Another repository for electronic copies of Islamic books. As its name indicates, the website has a salafi slant to it, but it still contains a number of useful files, such as a downloadable version of Tabar?'s Ta'r?kh.
This section of a larger Islamic website provides a large selection of classical texts in all traditional sciences. It has an author index, and offers a detailed search function that allows for restricted searches for poetry, section headings, etc.
A well-designed site with access to the works of some three dozen poets of the classical period, including Firdaws?, H?fiz, and Khayy?m.
Shiabooks [Persian / Arabic]

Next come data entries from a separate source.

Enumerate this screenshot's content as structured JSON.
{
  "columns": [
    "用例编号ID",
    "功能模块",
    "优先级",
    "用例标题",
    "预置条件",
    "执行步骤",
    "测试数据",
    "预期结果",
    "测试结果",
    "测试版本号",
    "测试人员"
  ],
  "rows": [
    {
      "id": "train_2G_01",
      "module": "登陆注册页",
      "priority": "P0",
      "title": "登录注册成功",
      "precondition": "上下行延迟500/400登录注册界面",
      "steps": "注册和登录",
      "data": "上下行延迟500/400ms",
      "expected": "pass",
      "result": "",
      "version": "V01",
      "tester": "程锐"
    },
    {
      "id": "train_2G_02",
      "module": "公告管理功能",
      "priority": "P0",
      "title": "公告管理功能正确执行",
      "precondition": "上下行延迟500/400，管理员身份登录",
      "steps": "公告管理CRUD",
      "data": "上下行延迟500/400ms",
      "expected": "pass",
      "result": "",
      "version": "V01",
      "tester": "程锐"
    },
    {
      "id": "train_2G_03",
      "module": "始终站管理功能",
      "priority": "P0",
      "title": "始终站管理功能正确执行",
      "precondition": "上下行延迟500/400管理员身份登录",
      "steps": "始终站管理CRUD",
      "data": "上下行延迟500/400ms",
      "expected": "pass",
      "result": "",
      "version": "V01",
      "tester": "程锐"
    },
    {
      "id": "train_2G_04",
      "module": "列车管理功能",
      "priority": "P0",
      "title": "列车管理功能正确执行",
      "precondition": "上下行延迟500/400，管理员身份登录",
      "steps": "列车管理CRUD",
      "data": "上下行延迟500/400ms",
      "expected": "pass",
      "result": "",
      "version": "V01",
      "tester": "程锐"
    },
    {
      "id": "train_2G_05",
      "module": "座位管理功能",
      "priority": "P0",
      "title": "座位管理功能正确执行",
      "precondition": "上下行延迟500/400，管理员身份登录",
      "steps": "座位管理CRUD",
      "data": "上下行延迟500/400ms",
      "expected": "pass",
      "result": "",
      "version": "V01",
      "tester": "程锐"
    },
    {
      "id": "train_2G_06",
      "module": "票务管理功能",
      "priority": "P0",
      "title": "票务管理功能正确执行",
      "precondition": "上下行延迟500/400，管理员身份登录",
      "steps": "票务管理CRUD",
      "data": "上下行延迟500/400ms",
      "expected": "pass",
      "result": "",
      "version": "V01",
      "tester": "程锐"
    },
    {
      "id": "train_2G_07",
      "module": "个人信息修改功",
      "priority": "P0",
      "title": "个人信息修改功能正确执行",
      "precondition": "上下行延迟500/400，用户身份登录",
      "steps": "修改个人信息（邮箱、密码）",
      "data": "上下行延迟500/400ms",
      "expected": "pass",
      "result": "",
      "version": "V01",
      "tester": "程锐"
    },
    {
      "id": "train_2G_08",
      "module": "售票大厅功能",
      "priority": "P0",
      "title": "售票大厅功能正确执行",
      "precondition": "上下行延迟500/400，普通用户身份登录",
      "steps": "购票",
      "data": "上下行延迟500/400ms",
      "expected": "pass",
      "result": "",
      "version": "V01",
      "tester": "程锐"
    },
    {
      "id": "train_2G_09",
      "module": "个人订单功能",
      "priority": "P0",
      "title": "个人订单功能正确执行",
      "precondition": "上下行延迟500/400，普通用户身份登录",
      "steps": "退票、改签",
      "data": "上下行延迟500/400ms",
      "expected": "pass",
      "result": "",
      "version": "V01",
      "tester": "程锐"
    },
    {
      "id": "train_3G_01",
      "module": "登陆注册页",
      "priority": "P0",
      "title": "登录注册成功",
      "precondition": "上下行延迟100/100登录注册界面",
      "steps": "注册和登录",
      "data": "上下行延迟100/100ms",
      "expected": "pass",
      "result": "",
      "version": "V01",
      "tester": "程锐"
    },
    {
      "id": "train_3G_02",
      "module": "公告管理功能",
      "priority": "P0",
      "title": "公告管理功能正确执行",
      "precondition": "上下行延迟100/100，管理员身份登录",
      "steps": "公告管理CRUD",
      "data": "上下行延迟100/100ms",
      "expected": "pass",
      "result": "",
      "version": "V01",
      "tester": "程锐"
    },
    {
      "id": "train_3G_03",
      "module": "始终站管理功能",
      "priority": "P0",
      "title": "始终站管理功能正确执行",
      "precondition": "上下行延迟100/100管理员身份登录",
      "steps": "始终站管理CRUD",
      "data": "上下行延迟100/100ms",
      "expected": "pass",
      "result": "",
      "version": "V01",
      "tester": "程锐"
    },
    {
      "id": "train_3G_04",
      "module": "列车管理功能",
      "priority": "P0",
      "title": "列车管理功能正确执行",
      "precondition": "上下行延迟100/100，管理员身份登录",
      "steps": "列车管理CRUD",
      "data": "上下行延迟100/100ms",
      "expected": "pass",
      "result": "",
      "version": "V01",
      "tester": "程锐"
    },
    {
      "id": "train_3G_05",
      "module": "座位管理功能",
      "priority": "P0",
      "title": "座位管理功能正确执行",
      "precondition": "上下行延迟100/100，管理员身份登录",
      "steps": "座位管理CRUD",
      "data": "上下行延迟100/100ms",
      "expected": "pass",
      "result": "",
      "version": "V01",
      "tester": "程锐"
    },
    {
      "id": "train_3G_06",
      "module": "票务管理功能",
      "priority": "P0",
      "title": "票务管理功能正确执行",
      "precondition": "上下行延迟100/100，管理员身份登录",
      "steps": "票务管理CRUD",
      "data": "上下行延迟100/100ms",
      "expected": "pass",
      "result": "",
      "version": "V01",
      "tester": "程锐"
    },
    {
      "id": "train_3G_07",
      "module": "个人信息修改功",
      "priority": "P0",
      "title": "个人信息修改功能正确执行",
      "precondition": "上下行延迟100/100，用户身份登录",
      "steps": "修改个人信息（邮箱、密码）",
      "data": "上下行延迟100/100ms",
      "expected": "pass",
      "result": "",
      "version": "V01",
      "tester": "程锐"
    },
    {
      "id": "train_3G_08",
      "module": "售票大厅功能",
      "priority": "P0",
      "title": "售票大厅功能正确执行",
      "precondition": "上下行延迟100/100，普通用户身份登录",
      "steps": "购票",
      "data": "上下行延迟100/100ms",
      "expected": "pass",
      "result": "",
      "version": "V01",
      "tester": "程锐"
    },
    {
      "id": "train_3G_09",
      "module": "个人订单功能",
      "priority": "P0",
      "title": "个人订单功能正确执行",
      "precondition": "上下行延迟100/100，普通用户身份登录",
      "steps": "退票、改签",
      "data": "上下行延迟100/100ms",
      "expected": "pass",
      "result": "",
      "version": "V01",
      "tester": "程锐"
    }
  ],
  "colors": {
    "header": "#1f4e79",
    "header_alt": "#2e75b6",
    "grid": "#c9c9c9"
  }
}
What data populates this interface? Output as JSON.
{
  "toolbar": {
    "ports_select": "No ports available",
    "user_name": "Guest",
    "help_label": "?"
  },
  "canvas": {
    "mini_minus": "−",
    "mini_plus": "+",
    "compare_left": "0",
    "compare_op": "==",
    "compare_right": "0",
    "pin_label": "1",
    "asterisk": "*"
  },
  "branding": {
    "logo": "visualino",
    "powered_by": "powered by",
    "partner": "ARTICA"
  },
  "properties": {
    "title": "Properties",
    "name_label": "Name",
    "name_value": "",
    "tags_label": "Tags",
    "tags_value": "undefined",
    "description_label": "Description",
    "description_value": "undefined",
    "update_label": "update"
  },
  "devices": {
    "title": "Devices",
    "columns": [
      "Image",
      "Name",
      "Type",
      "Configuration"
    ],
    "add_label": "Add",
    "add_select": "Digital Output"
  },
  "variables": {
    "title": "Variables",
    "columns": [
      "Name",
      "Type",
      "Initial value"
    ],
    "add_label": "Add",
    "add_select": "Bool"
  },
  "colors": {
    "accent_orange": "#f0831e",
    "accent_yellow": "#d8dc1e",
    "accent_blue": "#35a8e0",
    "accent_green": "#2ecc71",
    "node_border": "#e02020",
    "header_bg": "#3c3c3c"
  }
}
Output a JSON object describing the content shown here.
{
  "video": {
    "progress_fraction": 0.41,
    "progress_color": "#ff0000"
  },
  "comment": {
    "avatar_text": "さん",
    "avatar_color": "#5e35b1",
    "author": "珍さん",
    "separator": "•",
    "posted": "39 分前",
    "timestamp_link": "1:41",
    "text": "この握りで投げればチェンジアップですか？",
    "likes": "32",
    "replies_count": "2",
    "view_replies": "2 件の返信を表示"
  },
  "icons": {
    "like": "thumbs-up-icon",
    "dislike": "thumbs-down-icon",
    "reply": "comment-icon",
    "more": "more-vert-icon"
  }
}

A vast virtual library, with an emphasis on religious material. Despite its name, the library contains a large number of works by Sunni authors. Neither the search function nor the subject index appear to work, and navigation within the site could be easier, but nevertheless this resource is useful because of the sheer amount of text that it contains.
Virtual Libraries : Local or subject-specific
D?r al-'Ul?m, Deoband [Urdu]
The D?r al-'Ul?m maintains a website with miscellaneous publications, mainly in Urdu. It provides access to an extensive collection of Fatawa in Urdu.
The organization maintains an online library with all its fatwas. However, at the time of writing, most fatwas were available in Arabic only. French translation of some fatwas can be read at Islamophile (see below).
This French website contains translations of modern fatwas by the European Council for Fatwa and research, as well as a small selection of Islamic religious works in French.
Has a small selection of classical works in all of the traditional Islamic sciences, including Maw?rid?'s Ahk?m al-Sult?n?yah.
This very comprehensive site offers collections of Sermons from all over the Islamic World, arranged by country, mosque, preacher, and topic. It provides English translations of select sermons, as well as legal texts on how to write, and hold a Friday sermon.
Information and Research Specialist, Middle East Collection Liaison
Image from Saheefe-ye Hasti